[Records excerpted from a collection]
- Opening Delimiter -

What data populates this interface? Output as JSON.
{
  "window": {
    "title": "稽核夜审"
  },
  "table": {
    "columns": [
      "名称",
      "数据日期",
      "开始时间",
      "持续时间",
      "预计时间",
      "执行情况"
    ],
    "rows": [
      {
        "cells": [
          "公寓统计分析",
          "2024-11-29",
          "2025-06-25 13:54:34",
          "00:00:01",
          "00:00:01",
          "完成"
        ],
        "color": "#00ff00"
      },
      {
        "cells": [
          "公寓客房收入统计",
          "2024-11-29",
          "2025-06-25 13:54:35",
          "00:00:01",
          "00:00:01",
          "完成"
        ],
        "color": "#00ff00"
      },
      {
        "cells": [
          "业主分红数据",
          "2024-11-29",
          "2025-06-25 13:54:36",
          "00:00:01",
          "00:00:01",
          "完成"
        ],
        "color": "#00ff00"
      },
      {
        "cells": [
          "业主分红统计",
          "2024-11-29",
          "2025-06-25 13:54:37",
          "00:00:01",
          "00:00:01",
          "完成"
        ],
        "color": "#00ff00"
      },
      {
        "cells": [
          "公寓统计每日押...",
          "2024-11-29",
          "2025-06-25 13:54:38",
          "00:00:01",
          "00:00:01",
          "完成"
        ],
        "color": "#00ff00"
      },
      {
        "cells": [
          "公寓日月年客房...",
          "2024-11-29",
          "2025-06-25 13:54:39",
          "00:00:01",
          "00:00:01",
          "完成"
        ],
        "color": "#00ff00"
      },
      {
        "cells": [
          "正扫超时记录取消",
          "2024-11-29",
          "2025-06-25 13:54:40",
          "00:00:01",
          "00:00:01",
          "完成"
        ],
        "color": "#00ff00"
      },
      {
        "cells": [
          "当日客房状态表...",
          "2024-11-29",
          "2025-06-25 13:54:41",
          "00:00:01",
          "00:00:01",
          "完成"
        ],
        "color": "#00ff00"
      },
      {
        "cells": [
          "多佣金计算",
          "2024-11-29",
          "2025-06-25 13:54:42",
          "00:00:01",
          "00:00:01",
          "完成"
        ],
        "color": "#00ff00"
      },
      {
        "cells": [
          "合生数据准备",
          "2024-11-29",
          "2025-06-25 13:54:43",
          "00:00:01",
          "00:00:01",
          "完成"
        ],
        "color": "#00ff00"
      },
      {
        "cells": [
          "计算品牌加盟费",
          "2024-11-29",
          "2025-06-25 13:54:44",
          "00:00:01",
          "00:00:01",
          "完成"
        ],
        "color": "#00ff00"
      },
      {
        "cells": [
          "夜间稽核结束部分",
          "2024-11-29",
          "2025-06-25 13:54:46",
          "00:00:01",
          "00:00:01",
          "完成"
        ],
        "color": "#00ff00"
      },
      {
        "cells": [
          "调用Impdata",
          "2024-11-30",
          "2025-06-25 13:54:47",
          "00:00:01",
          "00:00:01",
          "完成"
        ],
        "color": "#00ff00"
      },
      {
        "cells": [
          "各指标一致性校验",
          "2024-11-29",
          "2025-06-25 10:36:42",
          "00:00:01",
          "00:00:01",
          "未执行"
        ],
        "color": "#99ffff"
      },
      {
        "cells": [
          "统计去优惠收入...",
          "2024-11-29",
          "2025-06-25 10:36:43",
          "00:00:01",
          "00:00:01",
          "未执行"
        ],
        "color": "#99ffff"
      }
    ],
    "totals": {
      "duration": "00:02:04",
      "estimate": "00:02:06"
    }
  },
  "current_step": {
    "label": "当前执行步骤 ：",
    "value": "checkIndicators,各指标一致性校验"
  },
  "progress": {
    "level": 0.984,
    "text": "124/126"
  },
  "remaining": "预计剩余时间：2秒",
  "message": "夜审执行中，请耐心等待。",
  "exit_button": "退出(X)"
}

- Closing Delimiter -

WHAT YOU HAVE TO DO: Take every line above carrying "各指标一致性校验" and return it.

ANSWER BELOW:
          "各指标一致性校验",
    "value": "checkIndicators,各指标一致性校验"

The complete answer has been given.